They said the statements were involuntary and made when Abdulmutallab lacked a clear state of mind. He was being treated for extensive burns and had been administered 300 micrograms of the painkiller fentanyl.
Two rulings on Miranda
US District Judge Nancy Edmunds rejected the motion, ruling that the FBI agents were “fully justified” in questioning Abdulmutallab before advising him of his rights. She found the actions fell within a public safety exception to the Miranda rule.
“The agents feared that there could be additional, imminent aircraft attacks in the United States and elsewhere in the world,” she wrote in her order.
She noted that one of the agents and a nurse at the hospital testified at an earlier hearing that Abdulmutallab appeared alert and lucid. “Defendant told [the agent] that he was not in pain, that he felt fine, and that he understood that the agents needed to ask him some questions,” she wrote.
After obtaining the favorable Miranda ruling, prosecutors asked the judge to grant them another significant advantage at the trial.
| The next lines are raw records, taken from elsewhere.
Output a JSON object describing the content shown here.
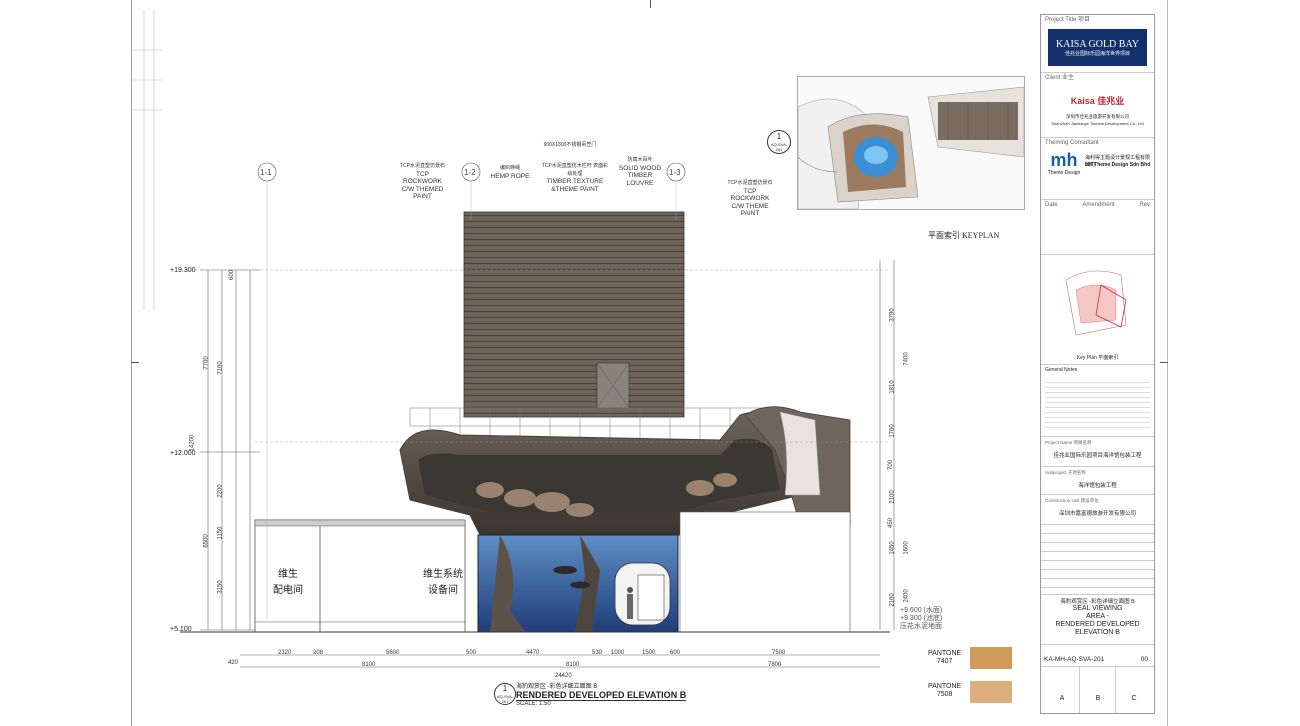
{
  "callouts": {
    "c1": {
      "cn": "TCP水泥直塑仿景石",
      "en": [
        "TCP",
        "ROCKWORK",
        "C/W THEMED",
        "PAINT"
      ]
    },
    "c2": {
      "cn": "编织麻绳",
      "en": [
        "HEMP ROPE"
      ]
    },
    "c3": {
      "cn": "TCP水泥直塑仿木栏杆 表面彩绘处理",
      "en": [
        "TIMBER TEXTURE",
        "&THEME PAINT"
      ]
    },
    "c4": {
      "cn": "防腐木百叶",
      "en": [
        "SOLID WOOD",
        "TIMBER",
        "LOUVRE"
      ]
    },
    "c5": {
      "cn": "TCP水泥直塑仿景石",
      "en": [
        "TCP",
        "ROCKWORK",
        "C/W THEME",
        "PAINT"
      ]
    },
    "top_note": "900X1800不锈钢吊笠门"
  },
  "grid_labels": [
    "1-1",
    "1-2",
    "1-3"
  ],
  "levels": [
    "+19.300",
    "+12.000",
    "+5.100"
  ],
  "level_notes": [
    "+9.600 (水面)",
    "+9.300 (池底)",
    "压花水泥地面"
  ],
  "rooms": [
    [
      "维生",
      "配电间"
    ],
    [
      "维生系统",
      "设备间"
    ]
  ],
  "left_dims": [
    "600",
    "7700",
    "7100",
    "14200",
    "2200",
    "6500",
    "1150",
    "3150"
  ],
  "right_dims": [
    "3790",
    "7400",
    "1810",
    "1700",
    "700",
    "2100",
    "450",
    "1450",
    "1600",
    "2100",
    "2400"
  ],
  "bottom_dims_row1": [
    "420",
    "2320",
    "208",
    "5600",
    "500",
    "4470",
    "530",
    "1000",
    "1500",
    "600",
    "7500"
  ],
  "bottom_dims_row2": [
    "8100",
    "8100",
    "7800"
  ],
  "bottom_total": "24420",
  "keyplan_label": "平面索引 KEYPLAN",
  "keyplan_marker": {
    "num": "1",
    "ref": "AQ-SVA-201"
  },
  "elevation_title": {
    "num": "1",
    "ref": "AQ-SVA-201",
    "cn": "海豹观赏区 -彩色详细立面图 B",
    "en": "RENDERED DEVELOPED ELEVATION B",
    "scale": "SCALE: 1:50"
  },
  "pantone": [
    {
      "label": "PANTONE\n7407",
      "color": "#cf9b5a"
    },
    {
      "label": "PANTONE\n7508",
      "color": "#dcae7c"
    }
  ],
  "title_block": {
    "project_title_label": "Project Title 项目",
    "project_name": "KAISA GOLD BAY",
    "project_name_cn": "佳兆业国际乐园海洋世界项目",
    "client_label": "Client 业主",
    "client_logo": "Kaisa 佳兆业",
    "client_cn": "深圳市佳兆业旅游开发有限公司",
    "client_en": "ShenZhen Jiazhaoye Tourism Development Co., Ltd",
    "consultant_label": "Theming Consultant",
    "consultant_logo": "mh",
    "consultant_logo_sub": "Theme Design",
    "consultant_cn": "海利得主题设计景观工程有限公司",
    "consultant_en": "MH Theme Design Sdn Bhd",
    "rev_headers": [
      "Date",
      "Amendment",
      "Rev"
    ],
    "keyplan_small": "Key Plan 平面索引",
    "notes_label": "General Notes",
    "project_label": "Project Name 项目名称",
    "project_value": "佳兆业国际乐园项目海洋馆包装工程",
    "subproject_label": "Subproject 子项名称",
    "subproject_value": "海洋馆包装工程",
    "construction_label": "Construction Unit 建设单位",
    "construction_value": "深圳市嘉富德旅游开发有限公司",
    "drawing_title_cn": "海豹观赏区 -彩色详细立面图 B",
    "drawing_title_en": [
      "SEAL VIEWING",
      "AREA -",
      "RENDERED DEVELOPED",
      "ELEVATION B"
    ],
    "drawing_no": "KA-MH-AQ-SVA-201",
    "rev_no": "00",
    "stamps": [
      "A",
      "B",
      "C"
    ]
  }
}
They wanted Judge Edmunds to bar Abdulmutallab and Mr. Chambers from questioning the FBI agents about whether they advised the defendant of his Miranda rights before he made his statements.
The government’s motion acknowledges that it is “common” for federal agents to be asked and to answer such questions during a trial. “In general, such questions are appropriate and non-ojectionable,” the prosecutors wrote. “In the present case, however, such questions are objectionable.”
“If defendant is allowed at trial to examine agents as to whether he was advised of such rights, the jury will be misled into thinking that agents did something impermissible by not so advising him,” the motion says.
Judge Edmunds granted the motion.
The judge’s order limits the ability of the jury to understand the totality of the circumstances surrounding the incriminating statements Abdulmutallab made to FBI agents. Part of each juror’s job is to decide how much weight to give to every piece of evidence or testimony introduced at a trial.
Incriminating statement at hospital
Abdulmutallab’s statement to the agents wasn’t his only incriminating comment.
When Abdulmutallab was admitted into the hospital with severe burns after the failed bombing, he was asked as part of the routine admissions process whether he ever had thoughts of hurting himself or others.
According to court documents, he told the nurse, no. The nurse responded by asking whether his attempted bombing earlier that day was an attempt to hurt himself or others.